PROBLEM STATEMENT
Your answer should be an exact copy of every record.

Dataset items

%%

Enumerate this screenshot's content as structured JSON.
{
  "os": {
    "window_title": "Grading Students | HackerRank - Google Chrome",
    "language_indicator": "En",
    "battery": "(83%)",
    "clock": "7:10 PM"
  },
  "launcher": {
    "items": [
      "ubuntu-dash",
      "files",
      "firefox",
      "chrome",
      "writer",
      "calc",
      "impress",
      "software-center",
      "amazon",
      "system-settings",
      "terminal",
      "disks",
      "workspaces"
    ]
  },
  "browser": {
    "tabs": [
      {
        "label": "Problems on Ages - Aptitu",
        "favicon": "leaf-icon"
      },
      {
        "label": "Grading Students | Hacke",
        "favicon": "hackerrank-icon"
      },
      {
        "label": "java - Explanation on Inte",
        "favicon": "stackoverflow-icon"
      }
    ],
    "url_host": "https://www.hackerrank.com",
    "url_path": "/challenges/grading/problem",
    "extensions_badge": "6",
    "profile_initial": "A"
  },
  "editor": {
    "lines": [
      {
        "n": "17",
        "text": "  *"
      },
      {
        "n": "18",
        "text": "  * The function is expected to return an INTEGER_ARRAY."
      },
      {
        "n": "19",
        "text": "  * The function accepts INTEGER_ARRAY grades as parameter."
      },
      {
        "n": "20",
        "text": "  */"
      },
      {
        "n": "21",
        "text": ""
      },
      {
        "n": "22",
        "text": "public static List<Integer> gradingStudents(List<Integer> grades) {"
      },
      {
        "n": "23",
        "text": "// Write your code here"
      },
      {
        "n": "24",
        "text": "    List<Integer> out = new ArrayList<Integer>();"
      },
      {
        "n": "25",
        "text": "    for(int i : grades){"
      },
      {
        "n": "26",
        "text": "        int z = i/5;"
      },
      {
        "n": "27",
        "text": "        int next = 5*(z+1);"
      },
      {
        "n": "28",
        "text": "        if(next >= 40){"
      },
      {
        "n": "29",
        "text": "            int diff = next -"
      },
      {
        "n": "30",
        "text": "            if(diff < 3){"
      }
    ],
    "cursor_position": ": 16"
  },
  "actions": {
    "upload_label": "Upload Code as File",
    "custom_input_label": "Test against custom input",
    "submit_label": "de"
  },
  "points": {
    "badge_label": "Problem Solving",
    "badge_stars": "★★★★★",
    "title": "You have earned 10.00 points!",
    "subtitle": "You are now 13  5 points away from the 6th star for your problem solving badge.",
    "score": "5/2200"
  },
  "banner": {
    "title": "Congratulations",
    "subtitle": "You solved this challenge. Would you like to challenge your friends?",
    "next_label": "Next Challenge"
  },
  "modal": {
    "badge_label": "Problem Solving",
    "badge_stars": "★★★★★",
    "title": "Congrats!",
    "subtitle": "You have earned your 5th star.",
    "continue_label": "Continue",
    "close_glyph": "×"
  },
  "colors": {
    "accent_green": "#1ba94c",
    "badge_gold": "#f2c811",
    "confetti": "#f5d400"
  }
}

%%

OUTPUT OF THE EXERCISE
Enumerate this screenshot's content as structured JSON.
{
  "os": {
    "window_title": "Grading Students | HackerRank - Google Chrome",
    "language_indicator": "En",
    "battery": "(83%)",
    "clock": "7:10 PM"
  },
  "launcher": {
    "items": [
      "ubuntu-dash",
      "files",
      "firefox",
      "chrome",
      "writer",
      "calc",
      "impress",
      "software-center",
      "amazon",
      "system-settings",
      "terminal",
      "disks",
      "workspaces"
    ]
  },
  "browser": {
    "tabs": [
      {
        "label": "Problems on Ages - Aptitu",
        "favicon": "leaf-icon"
      },
      {
        "label": "Grading Students | Hacke",
        "favicon": "hackerrank-icon"
      },
      {
        "label": "java - Explanation on Inte",
        "favicon": "stackoverflow-icon"
      }
    ],
    "url_host": "https://www.hackerrank.com",
    "url_path": "/challenges/grading/problem",
    "extensions_badge": "6",
    "profile_initial": "A"
  },
  "editor": {
    "lines": [
      {
        "n": "17",
        "text": "  *"
      },
      {
        "n": "18",
        "text": "  * The function is expected to return an INTEGER_ARRAY."
      },
      {
        "n": "19",
        "text": "  * The function accepts INTEGER_ARRAY grades as parameter."
      },
      {
        "n": "20",
        "text": "  */"
      },
      {
        "n": "21",
        "text": ""
      },
      {
        "n": "22",
        "text": "public static List<Integer> gradingStudents(List<Integer> grades) {"
      },
      {
        "n": "23",
        "text": "// Write your code here"
      },
      {
        "n": "24",
        "text": "    List<Integer> out = new ArrayList<Integer>();"
      },
      {
        "n": "25",
        "text": "    for(int i : grades){"
      },
      {
        "n": "26",
        "text": "        int z = i/5;"
      },
      {
        "n": "27",
        "text": "        int next = 5*(z+1);"
      },
      {
        "n": "28",
        "text": "        if(next >= 40){"
      },
      {
        "n": "29",
        "text": "            int diff = next -"
      },
      {
        "n": "30",
        "text": "            if(diff < 3){"
      }
    ],
    "cursor_position": ": 16"
  },
  "actions": {
    "upload_label": "Upload Code as File",
    "custom_input_label": "Test against custom input",
    "submit_label": "de"
  },
  "points": {
    "badge_label": "Problem Solving",
    "badge_stars": "★★★★★",
    "title": "You have earned 10.00 points!",
    "subtitle": "You are now 13  5 points away from the 6th star for your problem solving badge.",
    "score": "5/2200"
  },
  "banner": {
    "title": "Congratulations",
    "subtitle": "You solved this challenge. Would you like to challenge your friends?",
    "next_label": "Next Challenge"
  },
  "modal": {
    "badge_label": "Problem Solving",
    "badge_stars": "★★★★★",
    "title": "Congrats!",
    "subtitle": "You have earned your 5th star.",
    "continue_label": "Continue",
    "close_glyph": "×"
  },
  "colors": {
    "accent_green": "#1ba94c",
    "badge_gold": "#f2c811",
    "confetti": "#f5d400"
  }
}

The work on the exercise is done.